Show every line of the data that contains the string "fastapi".
►
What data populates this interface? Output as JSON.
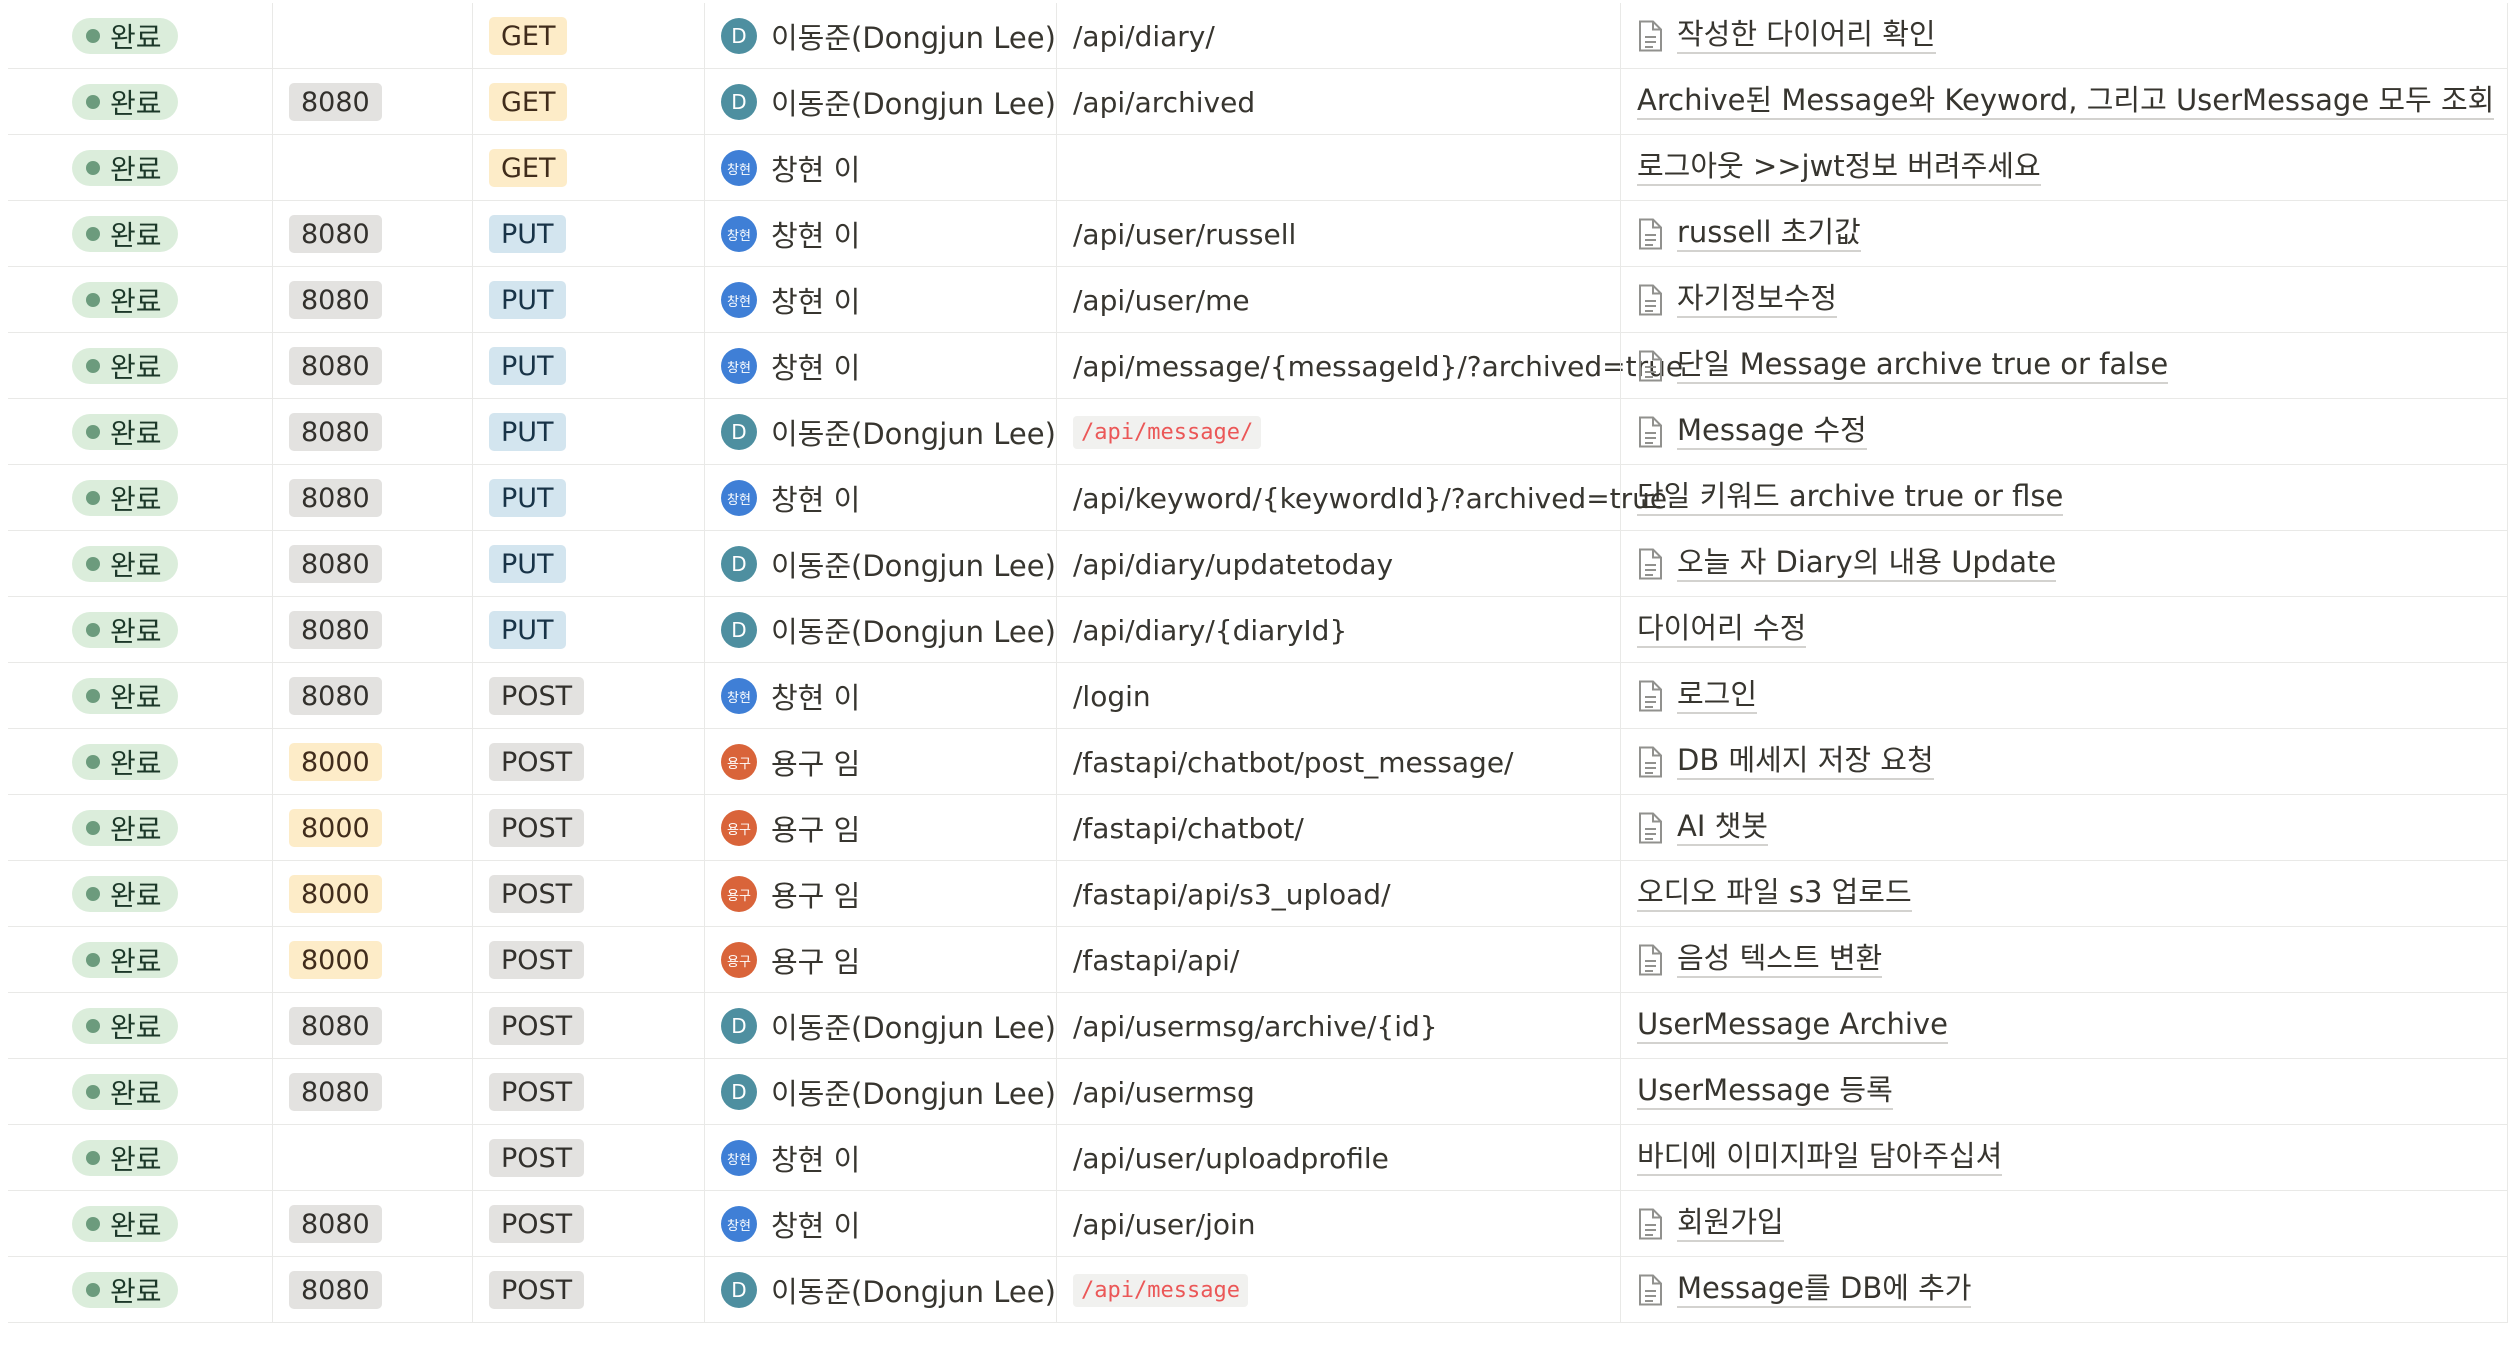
{
  "rows": [
    {
      "status": "완료",
      "port": "",
      "method": "GET",
      "owner": "이동준(Dongjun Lee)",
      "owner_initial": "D",
      "endpoint": "/api/diary/",
      "desc": "작성한 다이어리 확인",
      "doc": true
    },
    {
      "status": "완료",
      "port": "8080",
      "method": "GET",
      "owner": "이동준(Dongjun Lee)",
      "owner_initial": "D",
      "endpoint": "/api/archived",
      "desc": "Archive된 Message와 Keyword, 그리고 UserMessage 모두 조회",
      "doc": false
    },
    {
      "status": "완료",
      "port": "",
      "method": "GET",
      "owner": "창현 이",
      "owner_initial": "창현",
      "endpoint": "",
      "desc": "로그아웃 >>jwt정보 버려주세요",
      "doc": false
    },
    {
      "status": "완료",
      "port": "8080",
      "method": "PUT",
      "owner": "창현 이",
      "owner_initial": "창현",
      "endpoint": "/api/user/russell",
      "desc": "russell 초기값",
      "doc": true
    },
    {
      "status": "완료",
      "port": "8080",
      "method": "PUT",
      "owner": "창현 이",
      "owner_initial": "창현",
      "endpoint": "/api/user/me",
      "desc": "자기정보수정",
      "doc": true
    },
    {
      "status": "완료",
      "port": "8080",
      "method": "PUT",
      "owner": "창현 이",
      "owner_initial": "창현",
      "endpoint": "/api/message/{messageId}/?archived=true",
      "desc": "단일 Message archive true or false",
      "doc": true
    },
    {
      "status": "완료",
      "port": "8080",
      "method": "PUT",
      "owner": "이동준(Dongjun Lee)",
      "owner_initial": "D",
      "endpoint": "/api/message/",
      "endpoint_code": true,
      "desc": "Message 수정",
      "doc": true
    },
    {
      "status": "완료",
      "port": "8080",
      "method": "PUT",
      "owner": "창현 이",
      "owner_initial": "창현",
      "endpoint": "/api/keyword/{keywordId}/?archived=true",
      "desc": "단일 키워드 archive true or flse",
      "doc": false
    },
    {
      "status": "완료",
      "port": "8080",
      "method": "PUT",
      "owner": "이동준(Dongjun Lee)",
      "owner_initial": "D",
      "endpoint": "/api/diary/updatetoday",
      "desc": "오늘 자 Diary의 내용 Update",
      "doc": true
    },
    {
      "status": "완료",
      "port": "8080",
      "method": "PUT",
      "owner": "이동준(Dongjun Lee)",
      "owner_initial": "D",
      "endpoint": "/api/diary/{diaryId}",
      "desc": "다이어리 수정",
      "doc": false
    },
    {
      "status": "완료",
      "port": "8080",
      "method": "POST",
      "owner": "창현 이",
      "owner_initial": "창현",
      "endpoint": "/login",
      "desc": "로그인",
      "doc": true
    },
    {
      "status": "완료",
      "port": "8000",
      "method": "POST",
      "owner": "용구 임",
      "owner_initial": "용구",
      "endpoint": "/fastapi/chatbot/post_message/",
      "desc": "DB 메세지 저장 요청",
      "doc": true
    },
    {
      "status": "완료",
      "port": "8000",
      "method": "POST",
      "owner": "용구 임",
      "owner_initial": "용구",
      "endpoint": "/fastapi/chatbot/",
      "desc": "AI 챗봇",
      "doc": true
    },
    {
      "status": "완료",
      "port": "8000",
      "method": "POST",
      "owner": "용구 임",
      "owner_initial": "용구",
      "endpoint": "/fastapi/api/s3_upload/",
      "desc": "오디오 파일 s3 업로드",
      "doc": false
    },
    {
      "status": "완료",
      "port": "8000",
      "method": "POST",
      "owner": "용구 임",
      "owner_initial": "용구",
      "endpoint": "/fastapi/api/",
      "desc": "음성 텍스트 변환",
      "doc": true
    },
    {
      "status": "완료",
      "port": "8080",
      "method": "POST",
      "owner": "이동준(Dongjun Lee)",
      "owner_initial": "D",
      "endpoint": "/api/usermsg/archive/{id}",
      "desc": "UserMessage Archive",
      "doc": false
    },
    {
      "status": "완료",
      "port": "8080",
      "method": "POST",
      "owner": "이동준(Dongjun Lee)",
      "owner_initial": "D",
      "endpoint": "/api/usermsg",
      "desc": "UserMessage 등록",
      "doc": false
    },
    {
      "status": "완료",
      "port": "",
      "method": "POST",
      "owner": "창현 이",
      "owner_initial": "창현",
      "endpoint": "/api/user/uploadprofile",
      "desc": "바디에 이미지파일 담아주십셔",
      "doc": false
    },
    {
      "status": "완료",
      "port": "8080",
      "method": "POST",
      "owner": "창현 이",
      "owner_initial": "창현",
      "endpoint": "/api/user/join",
      "desc": "회원가입",
      "doc": true
    },
    {
      "status": "완료",
      "port": "8080",
      "method": "POST",
      "owner": "이동준(Dongjun Lee)",
      "owner_initial": "D",
      "endpoint": "/api/message",
      "endpoint_code": true,
      "desc": "Message를 DB에 추가",
      "doc": true
    }
  ]
}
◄
— The completed task —
      "endpoint": "/fastapi/chatbot/post_message/",
      "endpoint": "/fastapi/chatbot/",
      "endpoint": "/fastapi/api/s3_upload/",
      "endpoint": "/fastapi/api/",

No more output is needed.